[TASK GOAL] Among the entries below, find the lines holding "content" and copy them.

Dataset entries
□ □ □ □ □ □ □

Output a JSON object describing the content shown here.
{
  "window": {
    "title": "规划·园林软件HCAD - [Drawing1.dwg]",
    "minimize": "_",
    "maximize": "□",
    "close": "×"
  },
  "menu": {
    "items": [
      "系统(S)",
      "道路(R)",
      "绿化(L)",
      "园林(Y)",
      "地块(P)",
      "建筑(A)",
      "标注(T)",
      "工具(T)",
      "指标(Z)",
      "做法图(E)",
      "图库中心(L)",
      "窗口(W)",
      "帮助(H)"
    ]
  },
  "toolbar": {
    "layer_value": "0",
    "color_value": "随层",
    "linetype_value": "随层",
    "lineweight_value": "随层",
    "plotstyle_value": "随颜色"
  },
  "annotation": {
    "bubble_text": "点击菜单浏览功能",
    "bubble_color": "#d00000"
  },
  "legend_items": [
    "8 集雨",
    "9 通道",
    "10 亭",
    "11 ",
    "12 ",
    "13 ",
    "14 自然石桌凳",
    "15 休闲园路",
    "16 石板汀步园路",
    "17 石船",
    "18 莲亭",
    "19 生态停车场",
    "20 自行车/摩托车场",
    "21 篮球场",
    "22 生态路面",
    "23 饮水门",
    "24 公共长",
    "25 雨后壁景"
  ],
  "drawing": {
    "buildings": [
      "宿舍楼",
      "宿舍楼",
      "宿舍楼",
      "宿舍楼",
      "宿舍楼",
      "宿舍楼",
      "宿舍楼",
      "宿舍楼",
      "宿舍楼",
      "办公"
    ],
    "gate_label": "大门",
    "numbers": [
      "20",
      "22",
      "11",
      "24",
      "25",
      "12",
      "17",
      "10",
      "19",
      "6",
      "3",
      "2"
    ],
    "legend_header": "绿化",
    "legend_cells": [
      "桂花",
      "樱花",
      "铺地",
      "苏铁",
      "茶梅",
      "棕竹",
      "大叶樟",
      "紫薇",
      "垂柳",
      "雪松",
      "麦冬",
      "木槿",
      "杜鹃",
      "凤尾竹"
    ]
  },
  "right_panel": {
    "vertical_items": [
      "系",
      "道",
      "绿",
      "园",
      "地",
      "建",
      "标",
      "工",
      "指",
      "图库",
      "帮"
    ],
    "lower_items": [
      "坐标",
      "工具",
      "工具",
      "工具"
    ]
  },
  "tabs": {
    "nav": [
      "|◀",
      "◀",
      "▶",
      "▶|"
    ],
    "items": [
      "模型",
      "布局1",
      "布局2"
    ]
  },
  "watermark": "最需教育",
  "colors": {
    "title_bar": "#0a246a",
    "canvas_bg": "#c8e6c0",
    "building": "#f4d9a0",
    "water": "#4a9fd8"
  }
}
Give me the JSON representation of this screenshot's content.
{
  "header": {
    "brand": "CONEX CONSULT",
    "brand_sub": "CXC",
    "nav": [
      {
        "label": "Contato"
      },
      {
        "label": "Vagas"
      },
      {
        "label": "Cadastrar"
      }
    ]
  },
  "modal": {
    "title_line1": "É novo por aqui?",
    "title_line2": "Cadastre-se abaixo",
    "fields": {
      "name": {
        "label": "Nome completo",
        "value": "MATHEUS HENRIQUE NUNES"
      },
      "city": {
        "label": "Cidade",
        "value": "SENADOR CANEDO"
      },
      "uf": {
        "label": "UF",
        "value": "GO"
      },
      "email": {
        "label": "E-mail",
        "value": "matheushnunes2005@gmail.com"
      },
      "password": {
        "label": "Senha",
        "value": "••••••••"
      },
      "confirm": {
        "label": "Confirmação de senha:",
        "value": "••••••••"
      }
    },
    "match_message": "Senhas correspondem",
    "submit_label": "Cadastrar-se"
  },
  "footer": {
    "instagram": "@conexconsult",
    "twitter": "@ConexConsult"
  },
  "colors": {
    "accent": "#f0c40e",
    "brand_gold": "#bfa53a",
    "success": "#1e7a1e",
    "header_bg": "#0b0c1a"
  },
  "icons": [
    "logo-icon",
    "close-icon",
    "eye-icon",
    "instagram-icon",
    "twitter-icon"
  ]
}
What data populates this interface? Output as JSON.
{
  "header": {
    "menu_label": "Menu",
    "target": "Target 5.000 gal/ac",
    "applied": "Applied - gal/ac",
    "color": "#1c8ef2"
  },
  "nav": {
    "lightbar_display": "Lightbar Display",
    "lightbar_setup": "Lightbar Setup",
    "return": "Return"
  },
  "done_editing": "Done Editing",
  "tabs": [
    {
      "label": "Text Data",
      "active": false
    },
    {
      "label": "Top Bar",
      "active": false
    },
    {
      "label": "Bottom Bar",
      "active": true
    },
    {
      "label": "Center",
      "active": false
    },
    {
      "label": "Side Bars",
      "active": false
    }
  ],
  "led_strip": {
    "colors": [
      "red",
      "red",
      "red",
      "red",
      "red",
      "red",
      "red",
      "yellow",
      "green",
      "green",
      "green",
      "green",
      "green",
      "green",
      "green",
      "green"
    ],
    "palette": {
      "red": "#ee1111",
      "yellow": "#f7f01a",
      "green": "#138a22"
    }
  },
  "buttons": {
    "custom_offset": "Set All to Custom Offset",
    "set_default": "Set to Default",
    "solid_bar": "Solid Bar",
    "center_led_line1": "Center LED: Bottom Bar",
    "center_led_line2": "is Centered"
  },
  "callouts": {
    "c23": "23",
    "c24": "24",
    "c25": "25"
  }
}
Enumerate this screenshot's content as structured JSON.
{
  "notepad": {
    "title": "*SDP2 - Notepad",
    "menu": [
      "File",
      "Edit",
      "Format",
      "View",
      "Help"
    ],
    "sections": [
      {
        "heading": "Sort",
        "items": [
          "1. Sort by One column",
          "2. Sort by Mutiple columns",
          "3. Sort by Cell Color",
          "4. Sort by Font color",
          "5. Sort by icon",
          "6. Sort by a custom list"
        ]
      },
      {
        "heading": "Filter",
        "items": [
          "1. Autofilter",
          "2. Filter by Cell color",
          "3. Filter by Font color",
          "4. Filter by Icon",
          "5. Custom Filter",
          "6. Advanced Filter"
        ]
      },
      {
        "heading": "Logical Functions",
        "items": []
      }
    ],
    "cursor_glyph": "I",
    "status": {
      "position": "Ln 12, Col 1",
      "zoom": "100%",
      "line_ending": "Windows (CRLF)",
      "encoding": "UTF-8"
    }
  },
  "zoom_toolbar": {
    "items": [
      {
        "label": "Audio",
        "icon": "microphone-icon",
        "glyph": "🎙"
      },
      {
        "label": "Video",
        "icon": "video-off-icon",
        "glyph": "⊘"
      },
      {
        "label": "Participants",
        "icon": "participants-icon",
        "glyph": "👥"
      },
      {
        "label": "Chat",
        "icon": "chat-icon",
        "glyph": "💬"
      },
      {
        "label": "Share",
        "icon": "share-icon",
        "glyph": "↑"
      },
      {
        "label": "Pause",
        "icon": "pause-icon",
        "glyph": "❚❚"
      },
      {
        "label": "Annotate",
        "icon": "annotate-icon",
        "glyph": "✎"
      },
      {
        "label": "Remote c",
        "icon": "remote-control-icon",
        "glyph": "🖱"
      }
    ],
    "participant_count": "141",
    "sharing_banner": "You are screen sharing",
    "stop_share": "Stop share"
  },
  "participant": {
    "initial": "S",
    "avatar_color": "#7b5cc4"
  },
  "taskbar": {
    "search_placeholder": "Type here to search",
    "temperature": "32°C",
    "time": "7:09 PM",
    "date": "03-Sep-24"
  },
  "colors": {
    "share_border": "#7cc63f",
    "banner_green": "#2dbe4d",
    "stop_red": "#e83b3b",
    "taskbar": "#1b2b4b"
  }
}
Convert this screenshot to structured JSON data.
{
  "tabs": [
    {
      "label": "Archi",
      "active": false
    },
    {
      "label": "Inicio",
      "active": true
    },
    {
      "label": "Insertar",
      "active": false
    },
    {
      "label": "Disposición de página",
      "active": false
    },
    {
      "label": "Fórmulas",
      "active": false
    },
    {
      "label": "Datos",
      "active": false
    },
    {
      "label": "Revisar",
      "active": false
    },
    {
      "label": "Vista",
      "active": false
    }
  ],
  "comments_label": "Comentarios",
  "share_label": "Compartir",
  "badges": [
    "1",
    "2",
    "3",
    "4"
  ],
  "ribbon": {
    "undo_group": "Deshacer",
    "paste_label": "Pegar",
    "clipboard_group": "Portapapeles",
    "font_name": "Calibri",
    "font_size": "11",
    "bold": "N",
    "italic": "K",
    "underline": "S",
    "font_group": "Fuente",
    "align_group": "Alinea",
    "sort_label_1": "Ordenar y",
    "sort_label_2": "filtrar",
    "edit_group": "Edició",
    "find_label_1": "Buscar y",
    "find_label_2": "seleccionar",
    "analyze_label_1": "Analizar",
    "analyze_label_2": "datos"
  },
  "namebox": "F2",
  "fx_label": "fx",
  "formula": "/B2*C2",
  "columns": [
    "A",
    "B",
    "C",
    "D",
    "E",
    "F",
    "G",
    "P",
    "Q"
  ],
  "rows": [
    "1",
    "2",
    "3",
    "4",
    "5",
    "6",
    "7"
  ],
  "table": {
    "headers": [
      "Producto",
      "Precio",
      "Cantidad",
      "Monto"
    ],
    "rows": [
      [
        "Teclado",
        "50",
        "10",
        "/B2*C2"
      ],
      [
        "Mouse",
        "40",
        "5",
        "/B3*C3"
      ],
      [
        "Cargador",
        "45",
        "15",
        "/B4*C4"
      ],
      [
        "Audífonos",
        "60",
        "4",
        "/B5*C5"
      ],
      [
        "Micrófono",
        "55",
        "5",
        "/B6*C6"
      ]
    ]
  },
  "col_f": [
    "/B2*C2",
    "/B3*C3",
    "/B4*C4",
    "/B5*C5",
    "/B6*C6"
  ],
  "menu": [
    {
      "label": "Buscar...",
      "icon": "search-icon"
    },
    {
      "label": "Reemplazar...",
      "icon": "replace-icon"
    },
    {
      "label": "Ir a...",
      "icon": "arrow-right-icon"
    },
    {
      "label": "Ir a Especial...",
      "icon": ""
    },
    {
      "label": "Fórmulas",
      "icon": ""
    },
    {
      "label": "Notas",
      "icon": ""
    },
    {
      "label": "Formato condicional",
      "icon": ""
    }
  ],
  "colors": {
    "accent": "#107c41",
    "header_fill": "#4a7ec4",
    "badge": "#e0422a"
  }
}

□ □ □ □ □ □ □

[COMPLETED TASK]
Output a JSON object describing the content shown here.
Give me the JSON representation of this screenshot's content.
Enumerate this screenshot's content as structured JSON.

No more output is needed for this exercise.